McMeekin points to A Better Tent City, a 50-resident community of tiny cabins in Kitchener as an example of what could be achieved in Hamilton.
Established nearly two years ago, the community has moved more than once but is now located on a city-owned road allowance and public school board property.
“For the residents, this has transformed their lives,” co-founder and board member Jeff Wilmer told The Spectator.
A Better Tent City has one full-time site co-ordinator who lives at the site, but the initiative relies on a variety of collaborating agencies, Willmer noted.
Monthly operating costs of roughly $20,000 are mostly covered by shelter allowances drawn from residents’ social assistance, he said. Fundraising and grants fill the gaps.
“The residents, once it’s their house, they make it their own,” Willmer said.
Rather than rules, residents agree to abide by “commitments,” he said.
“To boil it down, it really is be respectful toward each other and toward your neighbours for your whole community.”
A Better Tent City, which recognizes some residents use drugs, takes a harm-reduction approach, Willmer said.
“We realized that that’s why some people are still out in the cold and so we don’t have that kind of a barrier.”
A methadone treatment program is delivered on-site to roughly a third of the residents. A doctor visits once a week while a pharmacist is there daily. A mobile health bus is there twice a week.
From tents to cabins?
In Hamilton, the number of people living in tents has fluctuated between 80 and 140 people, city officials say. More recently, amid the cold weather, 30 to 35 people have been known to be outside.

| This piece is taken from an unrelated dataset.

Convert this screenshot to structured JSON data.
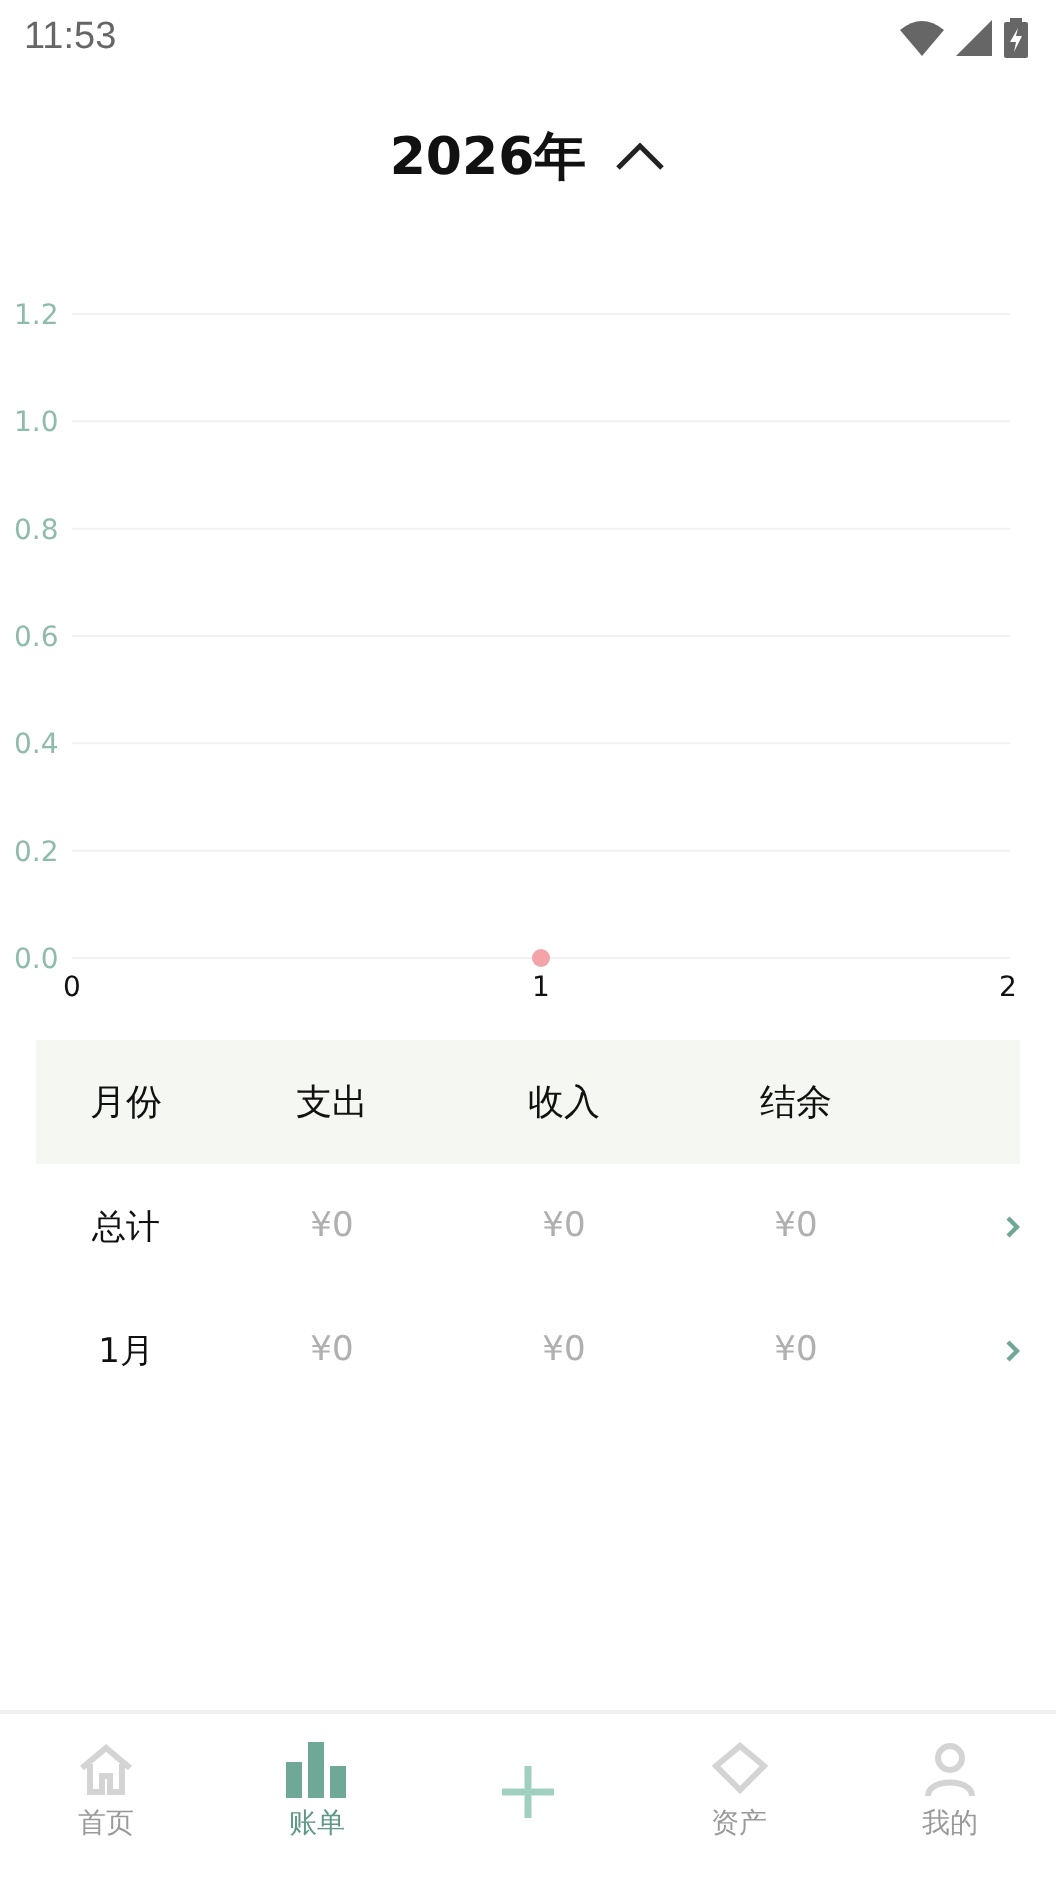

Last month, at her small encampment off Queenston Avenue, Murielle Servais said the idea of a sanctioned site of tiny homes made sense.
With the right policies, it could reduce robbery concerns and prevent garbage from piling outside, she said.
“People that come in cannot bring in their big carts of garbage because there would be rules.”
Trustees had initially hoped to establish a community hub at the Sir John A. Macdonald site that was to be anchored in a new elementary school.
But late last year, the board learned the province had rejected — for a second time — its application for funding to move forward with the hub, which led to the initiative’s demise.
Sir John A. Macdonald was closed in 2019, following an accommodation review. Early in the pandemic, the city cleared an encampment that had formed on the grounds of the vacant building.
Kollek told trustees Monday that HAT would be ready to move the tiny cabins should the board need the property for future plans. In the meantime, they’re searching for other potential sites, she said.
In addition to the Roundtable, the alliance counts the Social Planning and Research Council of Hamilton, the Hamilton Community Legal Clinic, Indwell and the First Unitarian Church of Hamilton among its core organizers.
But a host of organizations, including other churches, social-service agencies and health-care providers, have also expressed interest in offering their support for the project.
“It’s just been an amazing project that’s moving so fast,” said Kollek, who noted organizers have met with city staff ahead of Thursday’s presentation to the emergency and community services committee.
Hamilton police, meanwhile, says the HAT project “falls in line” with the service’s various crisis-response teams, including Social Navigator, which pairs police officers and paramedics.
“The tiny homes project is a creative idea and we look forward to playing a role in the conversation,” spokesperson Jackie Penman wrote in an email.
Teviah Moro is a reporter at The Spectator. email@example.com